EXERCISE:
Check every line of the material below for the string "Buscar". State how many lines have it.

THE DATA:
━━━━━━━━━━━━━━━━━━━━
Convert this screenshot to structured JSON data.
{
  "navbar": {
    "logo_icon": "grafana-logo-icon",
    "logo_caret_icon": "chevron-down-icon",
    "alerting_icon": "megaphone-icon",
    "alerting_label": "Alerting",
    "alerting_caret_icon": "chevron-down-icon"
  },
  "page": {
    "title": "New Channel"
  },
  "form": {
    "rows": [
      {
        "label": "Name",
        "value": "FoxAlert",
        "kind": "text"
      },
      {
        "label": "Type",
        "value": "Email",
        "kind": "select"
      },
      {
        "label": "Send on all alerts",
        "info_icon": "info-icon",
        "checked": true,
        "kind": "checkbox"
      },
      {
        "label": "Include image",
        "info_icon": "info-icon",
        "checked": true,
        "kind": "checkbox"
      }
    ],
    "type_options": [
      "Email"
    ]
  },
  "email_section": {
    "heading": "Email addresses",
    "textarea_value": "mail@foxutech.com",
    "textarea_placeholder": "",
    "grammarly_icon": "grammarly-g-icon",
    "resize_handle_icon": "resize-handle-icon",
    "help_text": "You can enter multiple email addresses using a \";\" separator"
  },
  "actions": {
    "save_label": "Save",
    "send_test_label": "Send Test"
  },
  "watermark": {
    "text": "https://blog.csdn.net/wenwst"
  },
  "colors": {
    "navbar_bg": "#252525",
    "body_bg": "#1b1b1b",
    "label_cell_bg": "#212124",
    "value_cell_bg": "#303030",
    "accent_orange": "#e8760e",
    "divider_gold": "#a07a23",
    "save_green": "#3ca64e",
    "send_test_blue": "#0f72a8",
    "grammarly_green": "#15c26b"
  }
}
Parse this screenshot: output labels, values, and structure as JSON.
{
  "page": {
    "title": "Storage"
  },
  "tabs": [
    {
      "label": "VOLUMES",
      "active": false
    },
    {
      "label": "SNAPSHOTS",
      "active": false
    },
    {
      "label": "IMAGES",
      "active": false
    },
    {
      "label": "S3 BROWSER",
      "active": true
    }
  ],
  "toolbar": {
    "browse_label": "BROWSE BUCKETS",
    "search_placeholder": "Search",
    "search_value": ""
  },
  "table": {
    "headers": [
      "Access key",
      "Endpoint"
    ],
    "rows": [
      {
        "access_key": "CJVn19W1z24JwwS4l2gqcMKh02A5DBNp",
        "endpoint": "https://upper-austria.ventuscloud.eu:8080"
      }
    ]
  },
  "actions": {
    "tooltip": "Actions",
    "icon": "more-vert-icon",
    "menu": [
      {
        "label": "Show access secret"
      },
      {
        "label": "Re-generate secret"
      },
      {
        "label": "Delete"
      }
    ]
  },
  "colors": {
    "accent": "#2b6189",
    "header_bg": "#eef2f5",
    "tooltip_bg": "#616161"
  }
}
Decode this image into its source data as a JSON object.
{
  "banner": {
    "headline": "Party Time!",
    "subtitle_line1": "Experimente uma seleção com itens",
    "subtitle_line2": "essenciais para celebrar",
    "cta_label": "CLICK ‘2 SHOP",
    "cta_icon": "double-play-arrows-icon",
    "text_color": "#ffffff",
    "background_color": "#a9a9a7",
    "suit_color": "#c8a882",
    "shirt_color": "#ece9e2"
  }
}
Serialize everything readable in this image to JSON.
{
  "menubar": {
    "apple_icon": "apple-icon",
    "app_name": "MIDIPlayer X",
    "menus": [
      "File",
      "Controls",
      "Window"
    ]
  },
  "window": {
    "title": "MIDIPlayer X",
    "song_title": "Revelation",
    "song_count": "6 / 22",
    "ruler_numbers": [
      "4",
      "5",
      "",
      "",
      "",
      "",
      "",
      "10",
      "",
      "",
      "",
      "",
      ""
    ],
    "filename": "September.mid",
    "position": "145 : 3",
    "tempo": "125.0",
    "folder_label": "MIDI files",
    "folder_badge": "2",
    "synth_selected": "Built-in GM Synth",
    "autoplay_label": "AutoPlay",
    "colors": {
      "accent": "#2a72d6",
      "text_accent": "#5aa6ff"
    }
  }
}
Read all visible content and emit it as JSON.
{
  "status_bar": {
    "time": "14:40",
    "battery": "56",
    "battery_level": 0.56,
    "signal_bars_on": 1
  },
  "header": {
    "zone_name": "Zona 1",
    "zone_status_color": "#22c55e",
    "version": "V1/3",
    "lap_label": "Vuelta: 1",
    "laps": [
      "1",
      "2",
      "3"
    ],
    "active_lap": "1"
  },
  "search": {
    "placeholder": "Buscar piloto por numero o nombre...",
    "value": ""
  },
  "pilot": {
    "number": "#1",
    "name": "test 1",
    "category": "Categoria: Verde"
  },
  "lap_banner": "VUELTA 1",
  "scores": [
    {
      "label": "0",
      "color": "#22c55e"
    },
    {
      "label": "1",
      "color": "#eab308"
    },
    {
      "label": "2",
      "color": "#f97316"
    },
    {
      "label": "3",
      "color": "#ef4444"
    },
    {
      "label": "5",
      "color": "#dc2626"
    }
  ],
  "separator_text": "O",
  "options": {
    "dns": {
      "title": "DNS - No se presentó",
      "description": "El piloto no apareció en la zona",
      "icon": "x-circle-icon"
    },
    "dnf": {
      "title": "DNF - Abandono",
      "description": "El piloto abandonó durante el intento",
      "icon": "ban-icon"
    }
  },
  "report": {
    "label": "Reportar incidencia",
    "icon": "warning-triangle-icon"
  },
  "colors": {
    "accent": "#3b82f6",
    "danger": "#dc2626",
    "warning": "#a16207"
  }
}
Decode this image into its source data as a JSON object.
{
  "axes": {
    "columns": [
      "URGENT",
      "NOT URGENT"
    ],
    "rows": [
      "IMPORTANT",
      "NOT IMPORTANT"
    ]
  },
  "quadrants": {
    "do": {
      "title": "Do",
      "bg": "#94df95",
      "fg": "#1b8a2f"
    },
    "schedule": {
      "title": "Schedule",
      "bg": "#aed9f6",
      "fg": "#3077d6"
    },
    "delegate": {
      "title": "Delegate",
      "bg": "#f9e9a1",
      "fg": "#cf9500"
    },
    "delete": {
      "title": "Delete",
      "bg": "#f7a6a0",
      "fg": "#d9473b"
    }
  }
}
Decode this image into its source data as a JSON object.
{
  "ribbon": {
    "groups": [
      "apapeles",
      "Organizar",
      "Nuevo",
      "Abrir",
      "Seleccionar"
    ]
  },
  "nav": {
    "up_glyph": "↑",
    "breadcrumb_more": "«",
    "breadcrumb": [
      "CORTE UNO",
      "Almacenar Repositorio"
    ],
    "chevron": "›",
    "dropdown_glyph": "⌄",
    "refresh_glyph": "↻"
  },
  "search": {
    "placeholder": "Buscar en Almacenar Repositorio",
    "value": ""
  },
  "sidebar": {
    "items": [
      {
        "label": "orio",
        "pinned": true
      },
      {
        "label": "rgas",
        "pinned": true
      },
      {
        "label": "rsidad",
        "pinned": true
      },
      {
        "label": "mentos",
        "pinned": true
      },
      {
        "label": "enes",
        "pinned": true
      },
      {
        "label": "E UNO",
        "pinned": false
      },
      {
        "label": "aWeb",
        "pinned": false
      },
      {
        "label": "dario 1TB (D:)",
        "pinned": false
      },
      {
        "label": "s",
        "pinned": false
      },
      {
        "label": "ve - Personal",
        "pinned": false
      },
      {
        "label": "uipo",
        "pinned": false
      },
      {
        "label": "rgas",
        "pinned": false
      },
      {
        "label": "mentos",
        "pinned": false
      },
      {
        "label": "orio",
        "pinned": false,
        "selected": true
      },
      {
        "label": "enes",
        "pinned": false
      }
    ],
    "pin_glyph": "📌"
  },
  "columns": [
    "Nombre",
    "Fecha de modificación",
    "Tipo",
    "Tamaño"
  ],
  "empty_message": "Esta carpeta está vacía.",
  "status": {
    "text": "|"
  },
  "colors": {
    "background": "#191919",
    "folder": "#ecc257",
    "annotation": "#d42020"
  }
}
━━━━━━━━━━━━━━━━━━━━
RESPONSE BELOW:
2